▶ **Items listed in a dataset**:

···

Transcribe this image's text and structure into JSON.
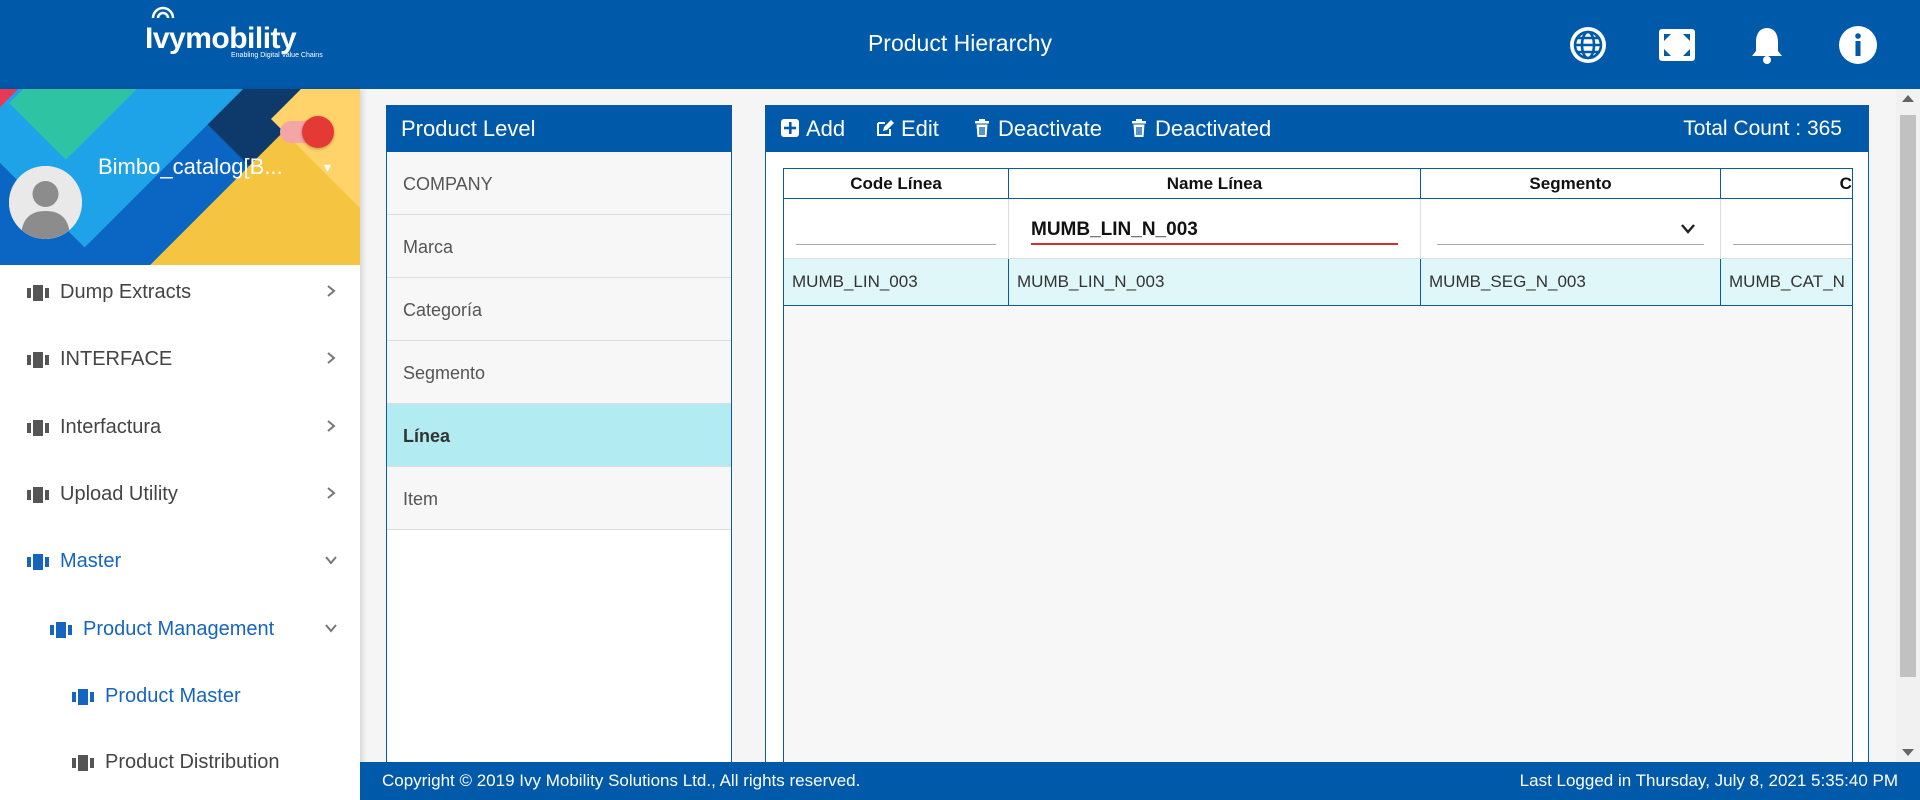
{
  "app": {
    "logo_text": "Ivymobility",
    "logo_tagline": "Enabling Digital Value Chains",
    "page_title": "Product Hierarchy",
    "colors": {
      "primary": "#005aa9",
      "selected_row": "#b2ebf2",
      "grid_row": "#e0f7fa",
      "filter_underline": "#d32f2f"
    },
    "icons": [
      "globe-icon",
      "fullscreen-icon",
      "bell-icon",
      "info-icon"
    ]
  },
  "profile": {
    "name": "Bimbo_catalog[B..."
  },
  "sidebar": {
    "items": [
      {
        "label": "Dump Extracts",
        "expanded": false
      },
      {
        "label": "INTERFACE",
        "expanded": false
      },
      {
        "label": "Interfactura",
        "expanded": false
      },
      {
        "label": "Upload Utility",
        "expanded": false
      },
      {
        "label": "Master",
        "expanded": true
      },
      {
        "label": "Product Management",
        "expanded": true
      },
      {
        "label": "Product Master"
      },
      {
        "label": "Product Distribution"
      }
    ]
  },
  "product_level": {
    "title": "Product Level",
    "items": [
      "COMPANY",
      "Marca",
      "Categoría",
      "Segmento",
      "Línea",
      "Item"
    ],
    "selected": "Línea"
  },
  "toolbar": {
    "add": "Add",
    "edit": "Edit",
    "deactivate": "Deactivate",
    "deactivated": "Deactivated",
    "total_count": "Total Count : 365"
  },
  "grid": {
    "columns": [
      "Code Línea",
      "Name Línea",
      "Segmento",
      "Ca"
    ],
    "filters": {
      "name_linea": "MUMB_LIN_N_003"
    },
    "rows": [
      [
        "MUMB_LIN_003",
        "MUMB_LIN_N_003",
        "MUMB_SEG_N_003",
        "MUMB_CAT_N"
      ]
    ]
  },
  "footer": {
    "copyright": "Copyright © 2019 Ivy Mobility Solutions Ltd., All rights reserved.",
    "last_logged": "Last Logged in Thursday, July 8, 2021 5:35:40 PM"
  }
}
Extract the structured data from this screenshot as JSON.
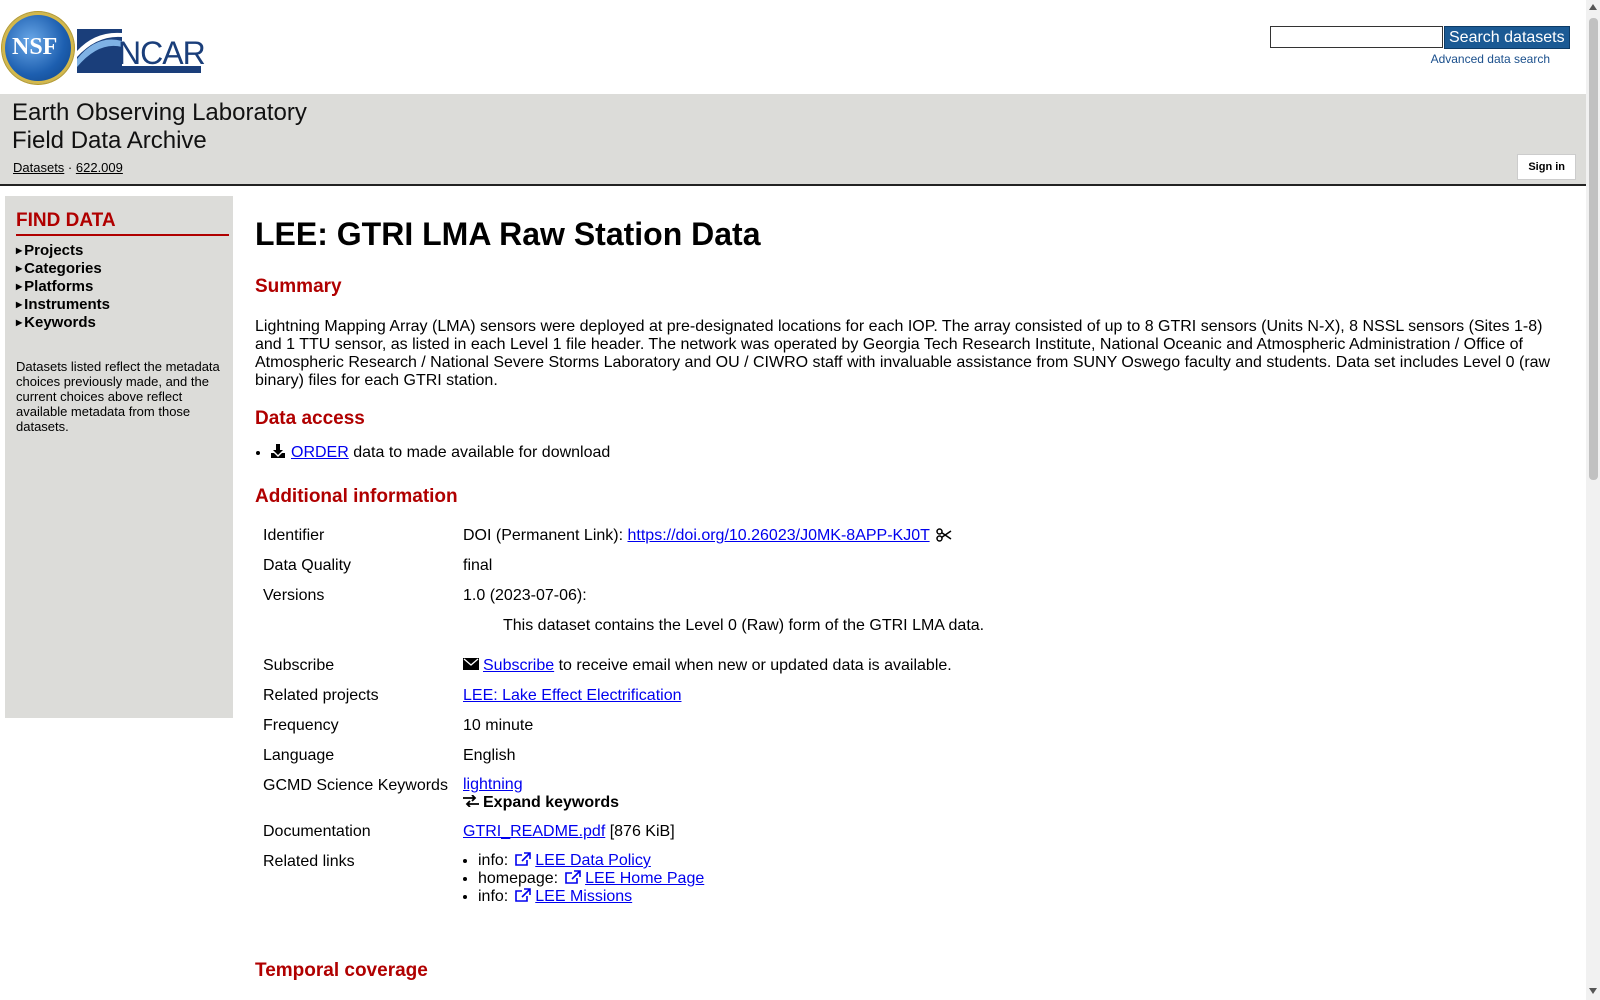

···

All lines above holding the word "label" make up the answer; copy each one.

        "label": "Dump Extracts",
        "label": "INTERFACE",
        "label": "Interfactura",
        "label": "Upload Utility",
        "label": "Master",
        "label": "Product Management",
        "label": "Product Master"
        "label": "Product Distribution"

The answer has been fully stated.